J.M.W. Turner: Sketchbooks, Drawings and Watercolours

ISBN 978-1-84976-386-8

Joseph Mallord William Turner A Steamer and a Sailing Ship off the Coast in a Storm c.1820-40

Joseph Mallord William Turner 1775–1851
A Steamer and a Sailing Ship off the Coast in a Storm c.1820–40
Turner Bequest CCCLXIV 147
Watercolour on white wove paper, 256 x 280 mm
Blind-stamped with Turner Bequest monogram towards bottom right
Inscribed by ?John Ruskin in blue ink ‘1605’ bottom right
Stamped in black ‘CCCLXIV – 147’ bottom right
Accepted by the nation as part of the Turner Bequest 1856
Although the setting of this dramatic evocation of ships in heavy weather was identified in 1995 as Portsmouth,1 there seems little in the vaguely defined distant shoreline (with a square ochre form perhaps representing a castle or other large building) to connect the scene with the Hampshire port in particular. See the Introduction to the London Bridge and Portsmouth sketchbook of about (Tate; Turner Bequest CCVI) in the ‘Thames, London and South of England 1821–7’ section for details of Turner’s visits to the area and various finished watercolours set in the Solent at the mouth of the harbour.
The pale band over the sea at the right may represent chalk cliffs at some other point on the South Coast of England; Eric Shanes has connected the scene to Brighton, without further comment.2 The setting is secondary to the vessels beset by the elements. Although the belching steamer is the focus, there is also a ship with billowing sails passing beyond, and rough indications of at least one small open boat in the foreground, with blue and white stripes apparently marking the jersey of one of the somewhat exposed crew.
Noting that Finberg had placed this sheet at a relatively late date,3 Andrew Wilton observed ‘certain affinities’ with late seascapes such as the dynamic painting Snow Storm – Steam Boat off a Harbour’s Mouth, exhibited in 1842 (Tate N00530),4 albeit suggesting closer links with marine watercolours of the 1820s including studies for the Ports of England series (see Alice Rylance-Watson’s ‘Ports of England c.1822–8’ section), which ‘employ the same range of greys and greens’.5
Whether coincidentally or not, the dimensions of this unusually squarish sheet correspond with some of those in the Turner Bequest and elsewhere used by Turner on his 1836 tour of the Val d’Aosta; compare for example Tate D25439, D35887 and D35964 (Turner Bequest CCLXIII 316, CCCLXIV 47, 121), which share a relatively muted palette and loose handling.6 In view of the range of opinions and suggestions, a range date covering the 1820s and 1830s has been applied here.
See Sketching the Sky, exhibition catalogue 1995, p.[7].
See Shanes 1997, p.94.
See Finberg 1909, II, p.1186.
Martin Butlin and Evelyn Joll, The Paintings of J.M.W. Turner, revised ed., New Haven and London 1984, pp.246–7 no.398, pl.404 (colour).
Wilton 1975, p.65; see also White 1977, p.81, and Stainton 1981, p.99.
See also David Hill, Joseph Mallord William Turner: Le Mont-Blanc et la Vallée d’Aoste, exhibition catalogue, Museo Archeologico Regionale, Aosta / Musée Archéologique Régional, Aoste, 2000 for other examples.
Technical notes:
There is a diagonal crease towards the top left, where blue and dark grey pigments have pooled.
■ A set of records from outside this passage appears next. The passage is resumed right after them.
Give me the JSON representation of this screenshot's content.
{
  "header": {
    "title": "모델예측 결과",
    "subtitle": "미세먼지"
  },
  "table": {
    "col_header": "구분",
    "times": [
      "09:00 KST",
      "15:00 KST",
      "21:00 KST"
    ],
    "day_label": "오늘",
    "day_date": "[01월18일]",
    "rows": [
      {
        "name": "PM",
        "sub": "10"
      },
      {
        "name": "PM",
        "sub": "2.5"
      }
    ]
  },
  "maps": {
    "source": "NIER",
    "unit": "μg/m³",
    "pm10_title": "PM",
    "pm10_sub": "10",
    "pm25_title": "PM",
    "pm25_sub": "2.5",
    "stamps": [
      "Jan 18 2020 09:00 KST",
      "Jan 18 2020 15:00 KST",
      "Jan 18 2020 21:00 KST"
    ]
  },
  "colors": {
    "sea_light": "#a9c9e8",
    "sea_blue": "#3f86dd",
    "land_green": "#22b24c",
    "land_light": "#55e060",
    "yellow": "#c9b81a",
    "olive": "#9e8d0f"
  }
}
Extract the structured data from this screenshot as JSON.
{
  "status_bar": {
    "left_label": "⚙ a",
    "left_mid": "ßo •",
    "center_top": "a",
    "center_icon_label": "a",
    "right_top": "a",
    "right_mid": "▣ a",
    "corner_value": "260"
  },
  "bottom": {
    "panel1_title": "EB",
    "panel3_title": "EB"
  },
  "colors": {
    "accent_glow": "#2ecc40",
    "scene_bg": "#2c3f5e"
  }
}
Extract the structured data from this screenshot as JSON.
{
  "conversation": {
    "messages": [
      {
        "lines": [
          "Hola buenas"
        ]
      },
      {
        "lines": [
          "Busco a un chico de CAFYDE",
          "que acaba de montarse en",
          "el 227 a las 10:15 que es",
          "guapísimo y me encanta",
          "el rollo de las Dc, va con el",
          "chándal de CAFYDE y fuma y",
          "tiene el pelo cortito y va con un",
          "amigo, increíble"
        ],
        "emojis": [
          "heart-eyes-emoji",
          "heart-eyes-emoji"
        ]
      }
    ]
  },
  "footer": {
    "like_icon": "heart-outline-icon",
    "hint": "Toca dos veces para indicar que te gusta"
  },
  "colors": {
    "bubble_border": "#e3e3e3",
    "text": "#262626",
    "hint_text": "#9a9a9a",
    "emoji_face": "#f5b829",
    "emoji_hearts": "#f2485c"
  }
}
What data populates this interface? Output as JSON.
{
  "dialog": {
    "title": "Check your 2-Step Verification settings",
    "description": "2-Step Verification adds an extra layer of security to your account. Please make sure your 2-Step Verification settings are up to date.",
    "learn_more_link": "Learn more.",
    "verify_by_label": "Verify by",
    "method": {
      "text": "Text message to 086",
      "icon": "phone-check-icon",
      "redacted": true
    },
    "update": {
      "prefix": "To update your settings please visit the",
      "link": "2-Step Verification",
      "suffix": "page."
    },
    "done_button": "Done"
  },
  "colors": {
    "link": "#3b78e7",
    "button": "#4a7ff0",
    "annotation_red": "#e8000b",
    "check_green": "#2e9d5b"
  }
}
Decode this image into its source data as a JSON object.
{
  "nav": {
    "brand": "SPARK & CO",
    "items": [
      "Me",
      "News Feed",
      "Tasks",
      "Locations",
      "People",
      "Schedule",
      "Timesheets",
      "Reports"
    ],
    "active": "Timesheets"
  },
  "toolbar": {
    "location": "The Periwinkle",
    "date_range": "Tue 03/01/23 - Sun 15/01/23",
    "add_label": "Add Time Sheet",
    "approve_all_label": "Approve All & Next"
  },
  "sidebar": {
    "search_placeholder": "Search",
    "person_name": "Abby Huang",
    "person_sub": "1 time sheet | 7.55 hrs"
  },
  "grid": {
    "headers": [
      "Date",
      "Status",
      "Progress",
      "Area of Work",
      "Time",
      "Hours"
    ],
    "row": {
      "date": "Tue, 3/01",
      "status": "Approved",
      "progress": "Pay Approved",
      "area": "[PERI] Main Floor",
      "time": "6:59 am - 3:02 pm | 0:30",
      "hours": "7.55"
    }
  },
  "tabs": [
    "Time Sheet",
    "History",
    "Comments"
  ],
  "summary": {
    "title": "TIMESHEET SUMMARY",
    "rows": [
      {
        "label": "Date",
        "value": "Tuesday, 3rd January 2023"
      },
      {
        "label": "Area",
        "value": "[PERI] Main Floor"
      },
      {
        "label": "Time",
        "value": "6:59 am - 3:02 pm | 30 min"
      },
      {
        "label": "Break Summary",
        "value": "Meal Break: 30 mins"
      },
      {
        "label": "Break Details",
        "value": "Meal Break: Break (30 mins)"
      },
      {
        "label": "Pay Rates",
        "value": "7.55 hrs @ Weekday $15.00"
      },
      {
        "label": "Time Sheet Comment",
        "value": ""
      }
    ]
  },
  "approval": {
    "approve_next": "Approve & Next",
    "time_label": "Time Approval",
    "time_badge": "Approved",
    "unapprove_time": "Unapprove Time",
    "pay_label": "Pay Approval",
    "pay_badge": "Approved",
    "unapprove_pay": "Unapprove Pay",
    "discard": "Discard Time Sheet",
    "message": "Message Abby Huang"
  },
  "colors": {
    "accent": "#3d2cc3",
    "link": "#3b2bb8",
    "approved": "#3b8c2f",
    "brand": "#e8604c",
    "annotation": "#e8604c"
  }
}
There are touches of strong, partially mixed red and blue among the clouds at the top right. The sails beyond the steamer were initially reserved.
Blank; the diagonal crease noted on the recto is more evident.

Matthew Imms
August 2016

How to cite

Matthew Imms, ‘A Steamer and a Sailing Ship off the Coast in a Storm c.1820–40 by Joseph Mallord William Turner’, catalogue entry, August 2016, in David Blayney Brown (ed.), J.M.W. Turner: Sketchbooks, Drawings and Watercolours, Tate Research Publication, February 2017, https://www.tate.org.uk/art/research-publications/jmw-turner/joseph-mallord-william-turner-a-steamer-and-a-sailing-ship-off-the-coast-in-a-storm-r1184473, accessed 23 May 2024.